Law enforcement at all levels is working to raise awareness this month on the risks associated with distracted driving, which can include using cell phones or other mobile devices, reading a newspaper or other activities that take the eyes off the road while driving. NHTSA is joining forces with the National Transportation Safety Board (NTSB), California Highway Patrol (CHP), the California Office of Traffic Safety (OTS) and Impact Teen Drivers (ITD) for the campaign.
“Behind every distracted driving death is a story of loss," U.S. Transportation Secretary Anthony Foxx said. "In the blink of an eye, lives can be transformed forever. Scrolling through song lists on a cell phone, or texting while driving, is not just irresponsible, it can have tragic consequences. We’re calling on drivers to put down their devices and help keep the roadways safe for all Americans.”
In 2013, 3,154 people died and 424,000 were injured in crashes tied to distracted driving in all 50 states, the District of Columbia and Puerto Rico, USDOT data said.
“Lives are at stake on our highways," NHTSA Administrator Mark Rosekind said. "We want to drive behavior change and stop bad habits in their tracks. We’ve learned over the years that drivers tend to be more responsive to changing their ways if there is a price for their actions. The cost of a ticket is nothing compared to the irrevocable cost of taking someone’s life.”
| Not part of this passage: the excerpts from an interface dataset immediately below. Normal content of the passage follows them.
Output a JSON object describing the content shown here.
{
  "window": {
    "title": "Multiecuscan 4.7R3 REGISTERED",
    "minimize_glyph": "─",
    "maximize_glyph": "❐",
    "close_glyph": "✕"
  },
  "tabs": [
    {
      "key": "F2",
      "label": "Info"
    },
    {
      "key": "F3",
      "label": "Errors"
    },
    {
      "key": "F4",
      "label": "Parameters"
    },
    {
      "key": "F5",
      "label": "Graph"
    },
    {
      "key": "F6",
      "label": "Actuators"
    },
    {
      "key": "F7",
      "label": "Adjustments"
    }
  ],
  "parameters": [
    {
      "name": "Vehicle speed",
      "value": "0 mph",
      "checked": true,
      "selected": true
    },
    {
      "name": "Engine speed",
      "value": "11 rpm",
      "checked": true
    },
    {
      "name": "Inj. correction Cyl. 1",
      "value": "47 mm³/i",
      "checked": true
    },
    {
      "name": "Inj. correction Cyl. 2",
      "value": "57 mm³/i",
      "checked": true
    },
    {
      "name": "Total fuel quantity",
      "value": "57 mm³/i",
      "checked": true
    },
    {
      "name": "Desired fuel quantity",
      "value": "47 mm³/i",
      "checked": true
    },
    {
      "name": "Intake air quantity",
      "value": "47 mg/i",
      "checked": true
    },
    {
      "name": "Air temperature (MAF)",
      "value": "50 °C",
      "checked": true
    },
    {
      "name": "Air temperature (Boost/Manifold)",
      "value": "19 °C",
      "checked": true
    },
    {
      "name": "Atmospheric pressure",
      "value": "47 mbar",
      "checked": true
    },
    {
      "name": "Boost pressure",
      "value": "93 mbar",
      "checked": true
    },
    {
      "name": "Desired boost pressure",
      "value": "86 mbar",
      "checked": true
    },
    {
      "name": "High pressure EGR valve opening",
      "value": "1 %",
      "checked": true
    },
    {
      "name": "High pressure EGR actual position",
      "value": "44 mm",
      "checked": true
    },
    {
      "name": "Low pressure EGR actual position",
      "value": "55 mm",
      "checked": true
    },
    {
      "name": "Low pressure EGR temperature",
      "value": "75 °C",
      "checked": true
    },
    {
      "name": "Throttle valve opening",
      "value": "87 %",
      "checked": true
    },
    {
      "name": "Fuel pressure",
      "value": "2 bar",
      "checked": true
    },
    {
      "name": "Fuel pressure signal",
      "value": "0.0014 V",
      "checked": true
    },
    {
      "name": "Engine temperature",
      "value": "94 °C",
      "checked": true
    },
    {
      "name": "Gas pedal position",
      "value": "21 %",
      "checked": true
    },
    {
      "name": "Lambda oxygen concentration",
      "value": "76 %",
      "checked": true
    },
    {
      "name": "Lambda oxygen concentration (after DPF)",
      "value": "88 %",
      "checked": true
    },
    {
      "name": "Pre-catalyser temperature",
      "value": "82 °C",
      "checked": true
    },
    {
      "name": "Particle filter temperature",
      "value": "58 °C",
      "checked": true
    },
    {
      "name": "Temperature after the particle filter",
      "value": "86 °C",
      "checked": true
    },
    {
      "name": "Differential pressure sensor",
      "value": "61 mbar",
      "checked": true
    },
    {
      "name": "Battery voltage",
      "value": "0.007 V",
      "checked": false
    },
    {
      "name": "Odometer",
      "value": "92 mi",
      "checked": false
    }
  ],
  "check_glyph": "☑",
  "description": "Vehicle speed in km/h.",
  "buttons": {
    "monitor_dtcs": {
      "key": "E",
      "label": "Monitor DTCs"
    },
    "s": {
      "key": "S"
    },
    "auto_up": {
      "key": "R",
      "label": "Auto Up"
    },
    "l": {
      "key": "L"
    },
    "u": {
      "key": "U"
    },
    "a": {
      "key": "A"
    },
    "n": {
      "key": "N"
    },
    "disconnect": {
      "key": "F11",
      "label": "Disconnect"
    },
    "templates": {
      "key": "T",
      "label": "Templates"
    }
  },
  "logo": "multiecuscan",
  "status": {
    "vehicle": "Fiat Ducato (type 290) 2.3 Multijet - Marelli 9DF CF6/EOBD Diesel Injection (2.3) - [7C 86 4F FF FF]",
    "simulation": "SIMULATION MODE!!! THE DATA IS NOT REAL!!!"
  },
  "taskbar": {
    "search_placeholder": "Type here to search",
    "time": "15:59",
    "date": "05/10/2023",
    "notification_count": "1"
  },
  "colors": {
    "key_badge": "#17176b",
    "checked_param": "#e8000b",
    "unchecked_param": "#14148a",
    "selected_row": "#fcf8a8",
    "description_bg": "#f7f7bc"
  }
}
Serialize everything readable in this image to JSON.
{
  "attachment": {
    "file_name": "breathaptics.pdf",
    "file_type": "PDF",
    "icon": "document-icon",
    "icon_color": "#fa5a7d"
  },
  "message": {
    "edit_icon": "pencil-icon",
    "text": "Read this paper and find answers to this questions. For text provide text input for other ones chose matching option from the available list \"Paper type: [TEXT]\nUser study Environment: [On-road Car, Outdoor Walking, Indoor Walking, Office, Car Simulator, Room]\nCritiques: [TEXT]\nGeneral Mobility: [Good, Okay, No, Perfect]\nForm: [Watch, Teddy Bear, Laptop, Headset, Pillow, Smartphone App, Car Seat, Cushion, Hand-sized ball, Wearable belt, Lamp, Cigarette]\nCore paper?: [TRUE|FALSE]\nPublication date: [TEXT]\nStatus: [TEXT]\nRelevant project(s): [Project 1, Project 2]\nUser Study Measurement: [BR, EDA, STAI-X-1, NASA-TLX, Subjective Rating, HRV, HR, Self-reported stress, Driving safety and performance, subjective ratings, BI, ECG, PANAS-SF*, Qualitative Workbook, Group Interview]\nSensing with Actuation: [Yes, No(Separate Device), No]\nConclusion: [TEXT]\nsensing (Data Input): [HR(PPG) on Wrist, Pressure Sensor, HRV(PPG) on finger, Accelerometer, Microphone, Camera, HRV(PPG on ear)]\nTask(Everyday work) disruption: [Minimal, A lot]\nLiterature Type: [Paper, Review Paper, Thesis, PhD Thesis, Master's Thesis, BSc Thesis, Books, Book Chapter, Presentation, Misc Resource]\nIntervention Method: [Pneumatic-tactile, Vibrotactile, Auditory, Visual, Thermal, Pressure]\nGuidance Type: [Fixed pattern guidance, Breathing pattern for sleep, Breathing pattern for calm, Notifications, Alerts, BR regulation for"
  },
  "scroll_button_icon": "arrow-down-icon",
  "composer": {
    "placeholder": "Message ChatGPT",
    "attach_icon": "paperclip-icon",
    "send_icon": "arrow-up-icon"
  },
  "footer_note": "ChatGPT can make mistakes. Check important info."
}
A 2014 American Automobile Association Foundation study that focused on behavior instead of law enforcement data found that distractions from cell phone use often don't show up in official government statistics.